“If you don’t have the right application tools,” says Tasha Reiko Brown, Hollywood makeup artist and The Style Glossy blogger, “even the most expensive products won’t go on properly.” Look for brushes that feel comfortable in your hand, that aren’t shedding and that have soft bristles. Brown chooses synthetic bristles for concealer, lip and foundation brushes, but she opts for natural bristles -- such as sable, mink or goat -- for blush or powder brushes. “Stiffer bristles can scratch your skin,” she says. If you prefer not to use animal products, look for brushes made from high-grade synthetic fibers, such as the PETA-approved taklon bristles.

Here’s what you need:

  • Face Foundation brush, large powder brush, blush/bronzer brush (you can use one brush for both bronzer and blush, just wipe off brush between applying each product), concealer brush
  • Eyes Fluff brush for applying shadow to lid, flat liner brush for applying color along the lash line
  • Optional Tapered shadow brush for applying shadow in crease or blending eyeliner and shadow to create a smoky eye, spooly brush or disposable mascara wand for grooming brows and combing through eyelashes to remove clump between applying coats of mascara, angled eyebrow brush for applying powder to brows, and lip brush

Makeup artists are fastidious about keeping their tools pristine. “Perfect application comes from clean tools,” says beauty pro Robert Jones, author of Looking Younger: Makeovers That Make You Look as Young as You Feel. “Blush or powder brushes should be cleaned at least once a month, and eye brushes once a week.” Brown’s favorite brush cleaner? Your regular shampoo. “Just put a little shampoo on wet hands, run it through the brush hairs and lay the brush flat on a towel to dry.” Pros agree that with proper care, a set of brushes will last a decade or more.

Most women will need two combs, our experts say:

  • Wide-toothed comb should be kept in the shower for distributing conditioner evenly throughout hair and for gentle detangling.
  • Fine-toothed comb is necessary for backcombing or teasing. “At 4 in the afternoon when your hair is starting to flatten out, backcombing is an easy way to create volume,” says Kenneth Darrell, a Nashville hairdresser and educator. “Working from the crown, take panels of hair about 1/2 inch in thickness and gently tease. Then, smooth out just the surface of the hair. You won’t need any spray or styling product, because your hair will be sufficiently dirtied up from the day’s wear to hold the volume.”

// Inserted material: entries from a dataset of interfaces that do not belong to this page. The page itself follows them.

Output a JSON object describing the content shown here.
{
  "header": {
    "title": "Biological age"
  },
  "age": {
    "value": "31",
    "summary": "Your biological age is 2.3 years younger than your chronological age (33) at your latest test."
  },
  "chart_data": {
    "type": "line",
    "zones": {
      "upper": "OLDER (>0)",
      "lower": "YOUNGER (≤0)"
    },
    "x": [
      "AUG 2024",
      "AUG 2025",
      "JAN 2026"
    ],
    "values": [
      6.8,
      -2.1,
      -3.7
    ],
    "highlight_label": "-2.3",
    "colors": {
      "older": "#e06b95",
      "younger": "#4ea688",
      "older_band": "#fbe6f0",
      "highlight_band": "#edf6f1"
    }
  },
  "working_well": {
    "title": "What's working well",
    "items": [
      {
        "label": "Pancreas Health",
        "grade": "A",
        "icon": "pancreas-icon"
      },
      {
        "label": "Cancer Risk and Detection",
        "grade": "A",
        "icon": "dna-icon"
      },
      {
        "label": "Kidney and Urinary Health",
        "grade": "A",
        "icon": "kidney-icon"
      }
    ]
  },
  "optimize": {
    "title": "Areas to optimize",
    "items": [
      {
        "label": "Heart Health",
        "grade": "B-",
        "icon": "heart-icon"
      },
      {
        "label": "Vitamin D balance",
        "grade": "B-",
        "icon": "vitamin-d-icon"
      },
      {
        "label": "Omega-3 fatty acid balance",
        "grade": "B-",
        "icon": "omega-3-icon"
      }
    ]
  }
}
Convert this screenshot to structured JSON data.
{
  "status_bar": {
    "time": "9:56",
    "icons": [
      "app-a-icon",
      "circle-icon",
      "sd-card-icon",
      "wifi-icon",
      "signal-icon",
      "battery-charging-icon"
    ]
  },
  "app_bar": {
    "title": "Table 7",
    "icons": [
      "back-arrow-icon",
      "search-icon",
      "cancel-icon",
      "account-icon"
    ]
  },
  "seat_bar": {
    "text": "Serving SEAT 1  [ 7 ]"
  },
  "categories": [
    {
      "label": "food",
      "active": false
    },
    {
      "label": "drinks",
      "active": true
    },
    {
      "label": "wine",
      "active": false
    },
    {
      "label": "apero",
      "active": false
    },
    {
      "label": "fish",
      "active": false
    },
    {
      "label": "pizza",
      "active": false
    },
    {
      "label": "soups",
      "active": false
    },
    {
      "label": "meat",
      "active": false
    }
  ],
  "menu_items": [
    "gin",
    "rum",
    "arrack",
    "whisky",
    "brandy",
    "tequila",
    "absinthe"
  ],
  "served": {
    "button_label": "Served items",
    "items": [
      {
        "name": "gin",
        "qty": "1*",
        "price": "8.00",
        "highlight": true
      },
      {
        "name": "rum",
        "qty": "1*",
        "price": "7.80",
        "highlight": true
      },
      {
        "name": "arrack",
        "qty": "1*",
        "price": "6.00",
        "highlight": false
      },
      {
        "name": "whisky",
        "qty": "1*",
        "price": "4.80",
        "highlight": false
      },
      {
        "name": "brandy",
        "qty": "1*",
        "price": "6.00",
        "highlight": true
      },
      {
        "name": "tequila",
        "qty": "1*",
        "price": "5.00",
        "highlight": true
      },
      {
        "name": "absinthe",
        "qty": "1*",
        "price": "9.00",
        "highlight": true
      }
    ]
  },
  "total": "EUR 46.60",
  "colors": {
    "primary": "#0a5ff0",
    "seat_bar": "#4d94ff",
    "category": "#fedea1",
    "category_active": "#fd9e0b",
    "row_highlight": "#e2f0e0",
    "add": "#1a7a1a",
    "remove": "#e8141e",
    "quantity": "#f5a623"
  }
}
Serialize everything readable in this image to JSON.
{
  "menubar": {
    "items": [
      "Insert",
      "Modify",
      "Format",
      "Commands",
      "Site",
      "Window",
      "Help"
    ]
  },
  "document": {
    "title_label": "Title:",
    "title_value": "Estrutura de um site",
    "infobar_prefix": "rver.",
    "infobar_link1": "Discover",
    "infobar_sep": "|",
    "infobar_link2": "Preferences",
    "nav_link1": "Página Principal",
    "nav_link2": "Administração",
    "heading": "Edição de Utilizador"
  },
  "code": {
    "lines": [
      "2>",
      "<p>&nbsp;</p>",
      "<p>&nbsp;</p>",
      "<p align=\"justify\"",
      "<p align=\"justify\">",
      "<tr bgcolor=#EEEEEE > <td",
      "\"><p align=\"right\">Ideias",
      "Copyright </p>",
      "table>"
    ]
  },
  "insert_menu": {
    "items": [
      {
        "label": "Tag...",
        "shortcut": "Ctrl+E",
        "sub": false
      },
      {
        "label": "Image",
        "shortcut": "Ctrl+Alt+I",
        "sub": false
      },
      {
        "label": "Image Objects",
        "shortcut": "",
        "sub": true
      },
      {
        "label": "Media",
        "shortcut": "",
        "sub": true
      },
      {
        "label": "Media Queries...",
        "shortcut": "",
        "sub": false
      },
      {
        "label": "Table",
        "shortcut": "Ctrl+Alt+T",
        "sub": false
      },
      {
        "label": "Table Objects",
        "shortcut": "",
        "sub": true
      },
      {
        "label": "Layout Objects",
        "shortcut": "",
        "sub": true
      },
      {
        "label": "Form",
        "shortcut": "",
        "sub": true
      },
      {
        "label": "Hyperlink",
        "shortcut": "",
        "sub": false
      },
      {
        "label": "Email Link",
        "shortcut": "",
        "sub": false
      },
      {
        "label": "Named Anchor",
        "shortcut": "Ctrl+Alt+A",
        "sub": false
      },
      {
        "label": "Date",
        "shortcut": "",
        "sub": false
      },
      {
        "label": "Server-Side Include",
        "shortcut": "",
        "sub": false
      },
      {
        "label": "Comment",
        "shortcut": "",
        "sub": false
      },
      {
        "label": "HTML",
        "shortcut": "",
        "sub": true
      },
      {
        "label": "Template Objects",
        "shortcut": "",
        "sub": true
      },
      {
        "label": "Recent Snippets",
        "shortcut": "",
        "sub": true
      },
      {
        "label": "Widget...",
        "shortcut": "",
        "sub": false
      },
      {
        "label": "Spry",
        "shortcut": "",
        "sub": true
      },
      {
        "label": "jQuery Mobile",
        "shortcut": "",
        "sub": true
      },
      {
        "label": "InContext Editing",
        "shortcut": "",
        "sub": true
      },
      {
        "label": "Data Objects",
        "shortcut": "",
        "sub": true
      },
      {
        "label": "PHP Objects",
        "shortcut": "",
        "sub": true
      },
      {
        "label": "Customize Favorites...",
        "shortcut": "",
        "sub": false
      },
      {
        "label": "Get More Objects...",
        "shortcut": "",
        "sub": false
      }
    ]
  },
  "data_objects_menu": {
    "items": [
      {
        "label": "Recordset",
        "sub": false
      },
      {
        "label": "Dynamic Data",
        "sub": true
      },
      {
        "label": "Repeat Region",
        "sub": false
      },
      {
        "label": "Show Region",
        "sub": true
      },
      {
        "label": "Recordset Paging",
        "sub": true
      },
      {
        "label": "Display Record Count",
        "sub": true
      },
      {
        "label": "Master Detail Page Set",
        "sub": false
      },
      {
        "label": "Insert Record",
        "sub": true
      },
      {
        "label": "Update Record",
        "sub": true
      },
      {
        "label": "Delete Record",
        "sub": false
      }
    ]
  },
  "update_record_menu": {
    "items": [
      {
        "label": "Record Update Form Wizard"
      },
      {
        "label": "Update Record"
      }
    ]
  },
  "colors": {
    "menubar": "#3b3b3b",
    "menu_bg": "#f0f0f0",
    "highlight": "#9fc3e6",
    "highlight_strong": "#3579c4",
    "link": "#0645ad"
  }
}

A few different brush options are available, depending on your hair type and usage:

  • Round brush If you blow-dry your hair, this brush is essential. Look for one with a combination of synthetic and natural boar’s hair bristles: The nylon bristles will give you a good grip on your hair while the natural ones impart shine.
  • Paddle brush “Use a paddle brush at the end of the day to impart smoothness and shine to hair that may look a little flat and gnarly,” says Darrel.

Natural boar toothbrush This is optional.“Keep one in your purse,” suggests Michael Shaun Corby, a hair pro who oftenworks backstage at fashion shows. “If you add just a touch of pomade orhairspray to the bristles, you can tame all those flyaways on the surface ofyour hair without disrupting the style. If you have superfine or thin hair, usethe toothbrush right at your scalp in a circular motion to pick up all thosefine hairs that a hairbrush doesn’t get to. Every bit of volume helps!”

Photo by engin akyurt on Unsplash